As the publishing, film and music industries are dominated by Big Media conglomerates, there is often recourse to simplistic ideological and conspiratorial readings of industry dynamics. Copyright, Creativity, Big Media and Cultural Value: Incorporating the Author explains why copyright is much more than a creator’s private property right or a mechanism through which corporations control cultural production and influence mass consumption choices.
The volume is grounded in extensive, painstakingly detailed and colourful original archival research into business histories of major successful artists including Conan Doyle, Hall Caine, Margaret Atwood, Dame Nellie Melba, Radiohead and Banksy, and the industries and genres that grew up around their activities. Chapters address big questions about how copyright generates income and how distributions of profits are allocated in the publishing, film and music industries. It includes discussion of the creation of new formats, the interplay between old media and new technologies, international copyright reform and cross-industry relations.
Copyright, Creativity, Big Media and Cultural Value is a wide-ranging and important resource for students and practitioners of law and policy, media studies, cultural studies and literary history.
1. What Is The Significance Of Authorship In Copyright? 2. Revisiting Author Theory In The Domain Of Law 3. A Tale Of Three Literary Copyrights 4. Imperial Copyright And Its Costs 5. Print Capitalism Meets Hollywood.
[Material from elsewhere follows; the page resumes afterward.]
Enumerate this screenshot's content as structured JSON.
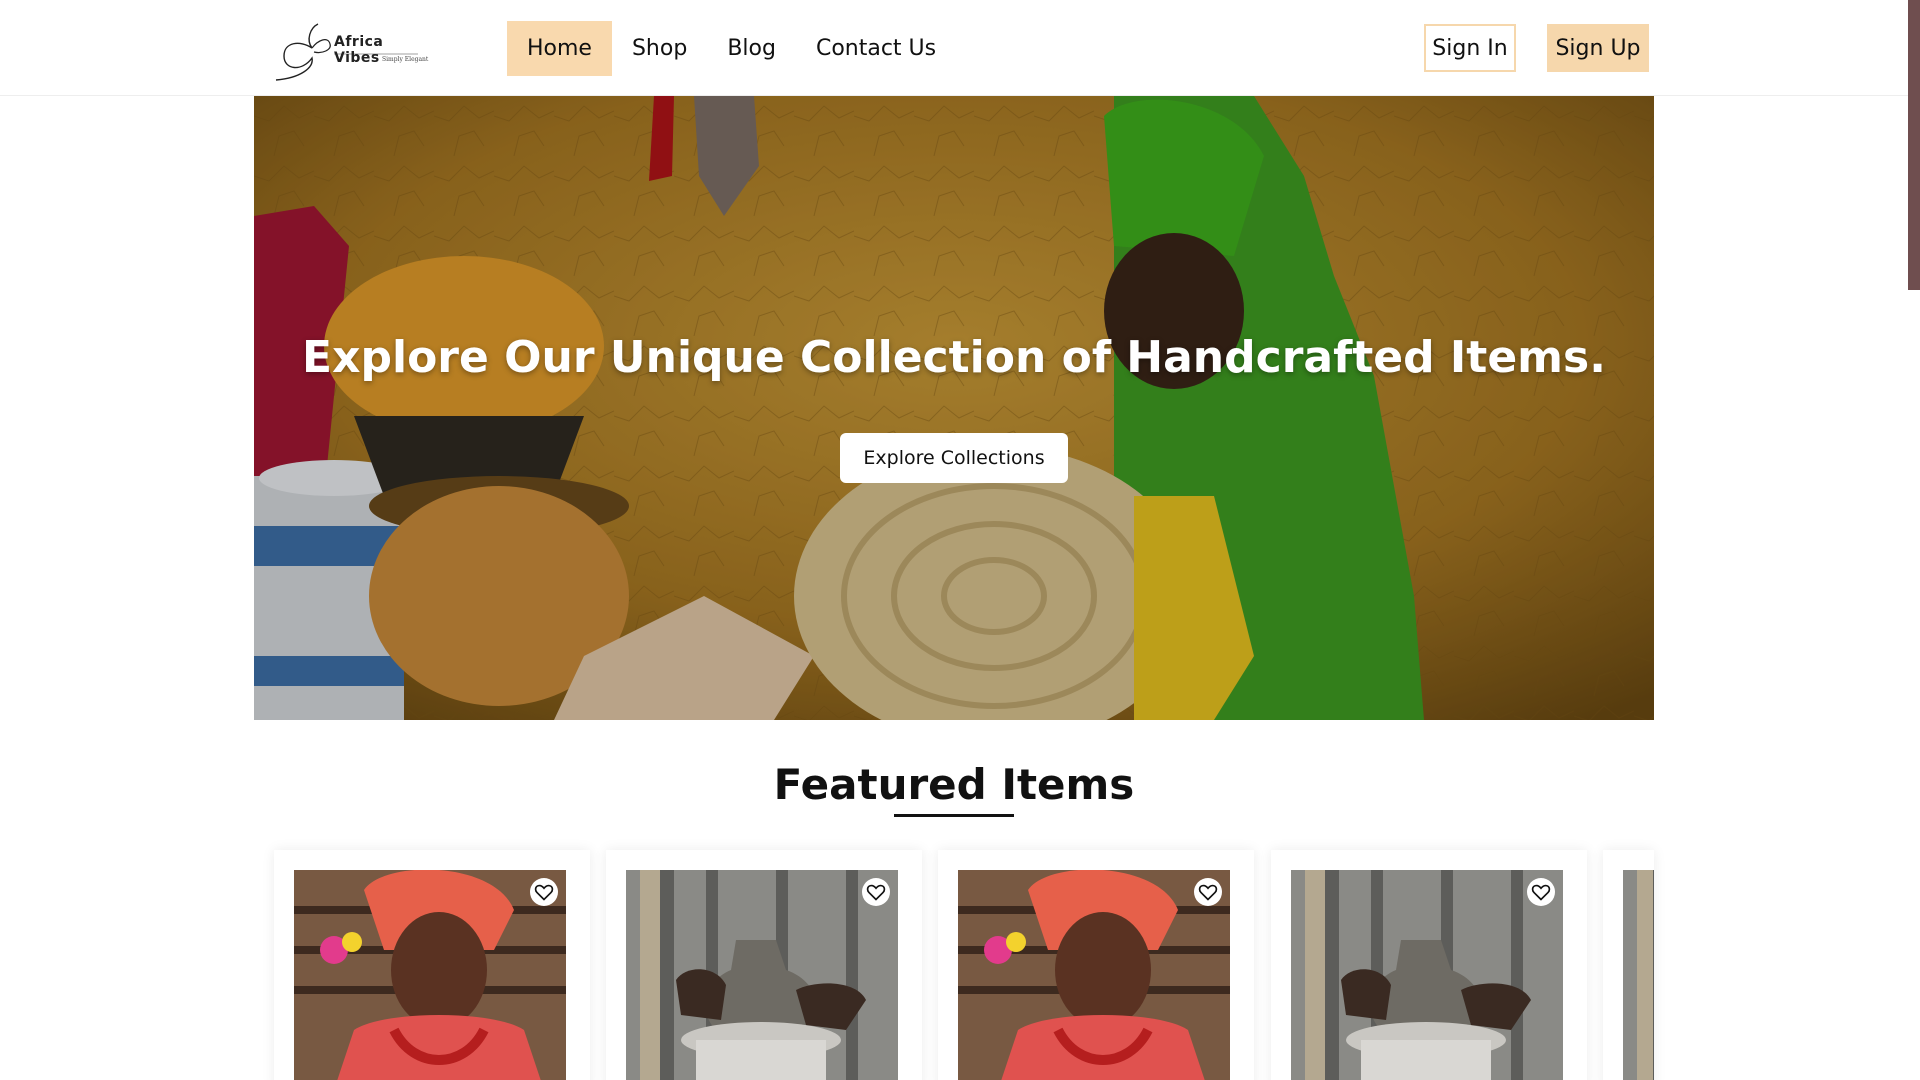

The Work Of Industrial Authorship 6. Why Does A Gramophone Maker Deserve A Copyright? The Role Of Celebrity, Women And Consumer Markets In The Recording Industry. 7. Why Margaret Atwood, Radiohead And Bansky Are Not Anti-Copyright
Winner of the Australia and New Zealand Law and History Society’s Annual Prize in Legal History, 2022
Recipient of an Honorable Mention at the Law, Literature and Humanities Association of Australasia's Penny Pether Prize 2021.
'Copyright, Creativity, Big Media and Cultural Value is a wide-ranging work of immense erudition and archival research, combining several historical studies of the ‘incorporation’ of the author in different sectors of the ‘creative industries’.'
- Jane C Ginsburg, Sydney Law Review